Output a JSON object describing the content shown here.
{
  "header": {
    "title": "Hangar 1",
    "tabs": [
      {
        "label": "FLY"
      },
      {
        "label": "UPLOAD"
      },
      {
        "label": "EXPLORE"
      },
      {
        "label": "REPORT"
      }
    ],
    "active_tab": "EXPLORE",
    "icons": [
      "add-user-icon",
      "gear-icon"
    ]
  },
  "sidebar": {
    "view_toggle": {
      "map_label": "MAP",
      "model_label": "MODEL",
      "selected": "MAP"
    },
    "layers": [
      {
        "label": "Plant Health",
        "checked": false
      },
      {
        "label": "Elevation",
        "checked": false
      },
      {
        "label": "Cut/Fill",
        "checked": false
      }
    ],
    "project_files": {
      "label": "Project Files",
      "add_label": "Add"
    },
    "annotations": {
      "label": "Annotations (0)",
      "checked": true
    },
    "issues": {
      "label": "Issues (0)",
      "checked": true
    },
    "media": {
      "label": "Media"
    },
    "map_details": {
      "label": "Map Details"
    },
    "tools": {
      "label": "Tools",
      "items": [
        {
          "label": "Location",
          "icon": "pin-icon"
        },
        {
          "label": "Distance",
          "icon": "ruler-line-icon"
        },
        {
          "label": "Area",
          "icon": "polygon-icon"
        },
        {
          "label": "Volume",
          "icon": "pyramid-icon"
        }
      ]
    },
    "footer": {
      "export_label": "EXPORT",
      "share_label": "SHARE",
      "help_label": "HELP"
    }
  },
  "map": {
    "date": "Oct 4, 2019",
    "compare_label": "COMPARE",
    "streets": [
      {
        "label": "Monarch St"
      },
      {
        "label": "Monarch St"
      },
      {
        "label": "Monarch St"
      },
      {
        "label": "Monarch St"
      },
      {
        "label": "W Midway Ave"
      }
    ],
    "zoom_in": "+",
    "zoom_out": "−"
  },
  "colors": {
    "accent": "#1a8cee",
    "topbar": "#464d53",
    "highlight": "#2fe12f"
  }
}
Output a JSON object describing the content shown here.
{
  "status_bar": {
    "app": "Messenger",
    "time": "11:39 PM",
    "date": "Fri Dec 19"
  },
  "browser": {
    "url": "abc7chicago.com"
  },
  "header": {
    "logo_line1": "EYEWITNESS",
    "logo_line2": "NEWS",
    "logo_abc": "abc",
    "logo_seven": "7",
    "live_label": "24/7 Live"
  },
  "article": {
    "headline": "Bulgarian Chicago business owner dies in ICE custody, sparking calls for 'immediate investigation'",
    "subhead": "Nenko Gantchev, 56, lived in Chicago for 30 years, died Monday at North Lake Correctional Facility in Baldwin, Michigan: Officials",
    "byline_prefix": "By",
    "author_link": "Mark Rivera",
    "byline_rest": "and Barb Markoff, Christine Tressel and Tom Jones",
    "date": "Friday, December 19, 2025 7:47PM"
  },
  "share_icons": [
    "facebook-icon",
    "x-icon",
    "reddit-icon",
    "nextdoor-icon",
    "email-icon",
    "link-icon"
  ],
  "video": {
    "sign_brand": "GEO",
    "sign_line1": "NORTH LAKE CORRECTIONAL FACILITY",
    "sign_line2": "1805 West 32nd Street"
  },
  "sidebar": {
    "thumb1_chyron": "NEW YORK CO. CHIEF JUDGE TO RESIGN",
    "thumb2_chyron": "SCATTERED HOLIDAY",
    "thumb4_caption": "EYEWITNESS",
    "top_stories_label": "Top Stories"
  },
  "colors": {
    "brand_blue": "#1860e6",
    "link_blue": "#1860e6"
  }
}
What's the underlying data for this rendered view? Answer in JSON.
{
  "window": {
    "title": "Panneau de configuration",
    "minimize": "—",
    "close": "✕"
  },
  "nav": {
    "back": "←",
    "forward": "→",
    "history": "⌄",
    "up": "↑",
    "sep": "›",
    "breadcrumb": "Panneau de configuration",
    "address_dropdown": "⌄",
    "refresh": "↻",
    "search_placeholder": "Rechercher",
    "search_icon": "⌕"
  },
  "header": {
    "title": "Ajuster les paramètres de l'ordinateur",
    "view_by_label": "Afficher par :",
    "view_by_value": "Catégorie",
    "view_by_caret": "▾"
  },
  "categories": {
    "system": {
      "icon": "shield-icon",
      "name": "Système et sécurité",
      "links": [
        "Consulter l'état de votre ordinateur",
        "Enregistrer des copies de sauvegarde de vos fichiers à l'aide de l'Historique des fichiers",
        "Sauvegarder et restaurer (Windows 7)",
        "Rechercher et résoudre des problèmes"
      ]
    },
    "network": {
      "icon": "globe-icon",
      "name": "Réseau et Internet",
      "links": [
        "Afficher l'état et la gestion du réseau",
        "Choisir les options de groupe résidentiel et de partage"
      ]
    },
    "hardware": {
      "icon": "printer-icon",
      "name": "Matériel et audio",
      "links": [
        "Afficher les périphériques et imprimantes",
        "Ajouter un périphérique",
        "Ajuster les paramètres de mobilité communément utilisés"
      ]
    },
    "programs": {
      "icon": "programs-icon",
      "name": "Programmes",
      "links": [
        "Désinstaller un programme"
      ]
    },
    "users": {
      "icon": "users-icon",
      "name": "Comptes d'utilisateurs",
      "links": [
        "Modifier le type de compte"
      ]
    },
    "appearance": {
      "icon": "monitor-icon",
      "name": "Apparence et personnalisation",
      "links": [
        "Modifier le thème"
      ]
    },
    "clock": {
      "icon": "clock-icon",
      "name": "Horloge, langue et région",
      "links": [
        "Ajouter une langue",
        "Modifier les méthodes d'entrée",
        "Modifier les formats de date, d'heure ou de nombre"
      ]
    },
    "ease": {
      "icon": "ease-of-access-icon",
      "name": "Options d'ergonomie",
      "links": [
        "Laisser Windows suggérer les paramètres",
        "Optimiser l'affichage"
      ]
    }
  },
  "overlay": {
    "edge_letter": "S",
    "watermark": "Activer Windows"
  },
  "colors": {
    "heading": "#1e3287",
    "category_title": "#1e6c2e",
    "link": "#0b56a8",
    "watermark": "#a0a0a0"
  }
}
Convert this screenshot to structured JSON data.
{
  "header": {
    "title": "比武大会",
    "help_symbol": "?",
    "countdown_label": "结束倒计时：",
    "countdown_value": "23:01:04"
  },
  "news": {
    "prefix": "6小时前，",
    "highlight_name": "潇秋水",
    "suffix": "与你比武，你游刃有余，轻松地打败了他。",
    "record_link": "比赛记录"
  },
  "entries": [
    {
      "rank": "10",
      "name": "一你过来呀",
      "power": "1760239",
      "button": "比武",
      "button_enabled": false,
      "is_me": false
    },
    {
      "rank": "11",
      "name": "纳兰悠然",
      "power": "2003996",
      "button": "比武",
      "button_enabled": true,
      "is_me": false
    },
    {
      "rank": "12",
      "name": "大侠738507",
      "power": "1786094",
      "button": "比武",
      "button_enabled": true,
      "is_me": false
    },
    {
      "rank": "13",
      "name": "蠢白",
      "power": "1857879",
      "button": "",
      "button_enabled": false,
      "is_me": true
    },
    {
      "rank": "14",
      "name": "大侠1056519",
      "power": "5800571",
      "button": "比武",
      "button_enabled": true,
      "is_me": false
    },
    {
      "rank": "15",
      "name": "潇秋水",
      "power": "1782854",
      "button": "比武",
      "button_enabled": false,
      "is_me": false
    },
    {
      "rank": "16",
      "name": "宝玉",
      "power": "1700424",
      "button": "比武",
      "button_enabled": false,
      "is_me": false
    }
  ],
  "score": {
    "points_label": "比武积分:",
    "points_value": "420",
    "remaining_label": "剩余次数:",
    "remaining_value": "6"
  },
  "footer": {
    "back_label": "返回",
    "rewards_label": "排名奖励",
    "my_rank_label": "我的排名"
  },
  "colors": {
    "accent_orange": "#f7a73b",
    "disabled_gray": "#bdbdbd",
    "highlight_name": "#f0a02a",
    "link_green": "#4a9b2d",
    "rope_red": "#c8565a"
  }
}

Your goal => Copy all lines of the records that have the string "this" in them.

Output of the task =>
What's the underlying data for this rendered view? Answer in JSON.
Convert this screenshot to structured JSON data.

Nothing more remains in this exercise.